Oil prices fell somewhat after an early spike as OPEC publicly mulled another production increase in an attempt to meet rising demand. However, crude remained well above $56 per barrel and appeared unlikely to drop in the short term. A barrel of light, sweet crude settled at $56.62, down 10 cents, on the New York Mercantile Exchange.
“The inflation fears are out there and they’re at an elevated level today,” said Jay Suskind, head trader at Ryan Beck. “There’s a lot of fear out there over higher interest rates, and that oil bubble hasn’t popped yet.”
The dollar rose sharply against most major currencies as the expectation of a more-aggressive Fed bolstered confidence in the greenback. Bonds moved slightly lower, with the yield on the 10-year Treasury note rising to 4.52 percent from 4.51 percent late Friday. Gold prices fell slightly.
Despite the concern about higher interest rates, most analysts felt the Fed would not raise rates beyond expectations after today’s meeting, though many felt the Fed would telegraph more aggressive increases in its policy statement.

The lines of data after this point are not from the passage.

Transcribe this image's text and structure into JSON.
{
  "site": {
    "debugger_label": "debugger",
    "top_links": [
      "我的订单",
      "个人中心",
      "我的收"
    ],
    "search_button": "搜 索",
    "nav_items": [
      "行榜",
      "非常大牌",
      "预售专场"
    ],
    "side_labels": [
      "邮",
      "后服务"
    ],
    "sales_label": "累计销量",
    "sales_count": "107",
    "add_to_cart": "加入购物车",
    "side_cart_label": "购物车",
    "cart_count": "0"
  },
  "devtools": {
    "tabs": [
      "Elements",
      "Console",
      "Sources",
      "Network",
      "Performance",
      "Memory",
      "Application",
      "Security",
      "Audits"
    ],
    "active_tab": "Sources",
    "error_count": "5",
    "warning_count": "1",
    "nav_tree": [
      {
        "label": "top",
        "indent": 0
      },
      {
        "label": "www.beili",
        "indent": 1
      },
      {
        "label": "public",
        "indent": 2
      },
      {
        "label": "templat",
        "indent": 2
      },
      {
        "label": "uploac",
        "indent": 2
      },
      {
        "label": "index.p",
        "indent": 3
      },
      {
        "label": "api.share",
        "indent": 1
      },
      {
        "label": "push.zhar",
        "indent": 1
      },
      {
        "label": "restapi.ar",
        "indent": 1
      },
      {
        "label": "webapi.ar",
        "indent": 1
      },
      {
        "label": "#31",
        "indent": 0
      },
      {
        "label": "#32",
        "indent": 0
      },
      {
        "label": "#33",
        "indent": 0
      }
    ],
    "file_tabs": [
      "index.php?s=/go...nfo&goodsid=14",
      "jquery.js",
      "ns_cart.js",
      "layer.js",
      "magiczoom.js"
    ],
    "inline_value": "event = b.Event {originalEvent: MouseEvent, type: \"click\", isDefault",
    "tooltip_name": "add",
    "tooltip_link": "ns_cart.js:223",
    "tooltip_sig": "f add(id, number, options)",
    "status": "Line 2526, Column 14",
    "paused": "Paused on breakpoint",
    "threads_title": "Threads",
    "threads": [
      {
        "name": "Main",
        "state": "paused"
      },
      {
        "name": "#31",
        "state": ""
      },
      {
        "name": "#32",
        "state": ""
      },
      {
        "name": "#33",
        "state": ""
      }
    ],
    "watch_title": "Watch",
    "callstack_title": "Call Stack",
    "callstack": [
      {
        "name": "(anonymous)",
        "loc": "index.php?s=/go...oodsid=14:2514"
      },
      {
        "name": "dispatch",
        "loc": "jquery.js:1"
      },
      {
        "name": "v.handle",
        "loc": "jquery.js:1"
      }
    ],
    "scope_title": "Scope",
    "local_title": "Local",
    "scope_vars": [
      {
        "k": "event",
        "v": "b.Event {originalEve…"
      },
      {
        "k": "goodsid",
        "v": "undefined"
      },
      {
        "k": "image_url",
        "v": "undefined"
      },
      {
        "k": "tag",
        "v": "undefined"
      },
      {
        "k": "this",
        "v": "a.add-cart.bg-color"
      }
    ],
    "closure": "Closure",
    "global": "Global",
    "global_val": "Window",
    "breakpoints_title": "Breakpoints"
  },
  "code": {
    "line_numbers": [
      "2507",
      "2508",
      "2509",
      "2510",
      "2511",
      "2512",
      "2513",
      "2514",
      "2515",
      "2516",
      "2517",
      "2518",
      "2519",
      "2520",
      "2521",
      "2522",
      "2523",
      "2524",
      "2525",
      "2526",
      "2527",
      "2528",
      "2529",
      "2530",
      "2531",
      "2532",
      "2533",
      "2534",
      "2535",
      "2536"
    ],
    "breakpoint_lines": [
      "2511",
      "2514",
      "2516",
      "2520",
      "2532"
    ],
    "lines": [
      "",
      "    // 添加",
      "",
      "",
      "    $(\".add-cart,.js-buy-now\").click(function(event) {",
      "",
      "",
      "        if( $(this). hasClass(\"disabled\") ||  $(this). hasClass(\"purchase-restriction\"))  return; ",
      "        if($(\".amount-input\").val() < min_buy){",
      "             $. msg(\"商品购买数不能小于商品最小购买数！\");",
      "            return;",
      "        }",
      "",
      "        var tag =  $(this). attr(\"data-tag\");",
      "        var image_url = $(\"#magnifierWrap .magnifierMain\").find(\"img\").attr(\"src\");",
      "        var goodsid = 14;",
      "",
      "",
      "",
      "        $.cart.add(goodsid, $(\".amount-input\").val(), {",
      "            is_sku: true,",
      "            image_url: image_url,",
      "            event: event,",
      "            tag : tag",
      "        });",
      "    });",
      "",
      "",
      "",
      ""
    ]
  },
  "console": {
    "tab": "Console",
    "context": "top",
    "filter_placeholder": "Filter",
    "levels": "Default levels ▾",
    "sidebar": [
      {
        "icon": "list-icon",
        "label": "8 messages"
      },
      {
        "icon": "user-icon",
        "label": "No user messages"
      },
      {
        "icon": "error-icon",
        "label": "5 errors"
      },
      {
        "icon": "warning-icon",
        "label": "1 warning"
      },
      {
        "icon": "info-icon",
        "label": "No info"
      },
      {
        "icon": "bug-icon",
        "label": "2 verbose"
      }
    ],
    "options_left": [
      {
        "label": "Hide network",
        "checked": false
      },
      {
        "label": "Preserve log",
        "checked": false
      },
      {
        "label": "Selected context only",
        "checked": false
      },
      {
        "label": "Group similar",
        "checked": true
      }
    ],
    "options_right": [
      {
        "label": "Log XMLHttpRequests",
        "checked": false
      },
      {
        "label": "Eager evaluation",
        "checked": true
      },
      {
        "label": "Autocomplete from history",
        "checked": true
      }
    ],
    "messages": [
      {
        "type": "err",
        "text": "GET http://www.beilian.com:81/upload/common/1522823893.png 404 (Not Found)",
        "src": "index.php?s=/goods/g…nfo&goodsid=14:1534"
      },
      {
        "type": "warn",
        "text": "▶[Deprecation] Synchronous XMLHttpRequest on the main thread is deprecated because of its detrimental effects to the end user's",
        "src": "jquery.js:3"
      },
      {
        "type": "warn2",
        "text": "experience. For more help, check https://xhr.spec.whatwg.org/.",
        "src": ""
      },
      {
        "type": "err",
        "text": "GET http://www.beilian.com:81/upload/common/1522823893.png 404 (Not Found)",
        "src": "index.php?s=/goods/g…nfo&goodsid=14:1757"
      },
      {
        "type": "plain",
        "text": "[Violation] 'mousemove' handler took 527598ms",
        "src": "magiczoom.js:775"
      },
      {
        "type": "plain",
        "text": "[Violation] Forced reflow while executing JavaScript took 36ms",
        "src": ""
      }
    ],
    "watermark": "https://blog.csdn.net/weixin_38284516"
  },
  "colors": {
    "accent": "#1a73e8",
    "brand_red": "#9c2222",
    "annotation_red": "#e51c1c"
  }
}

“This Fed has been very predictable. Unless they really want to change their stripes at this point, which would seem unlikely, you’d expect them to first change the language in their statement before changing their rate policy,” said Brian Bruce, director of global investments, PanAgora Asset Management. “They are clearly into no surprises.”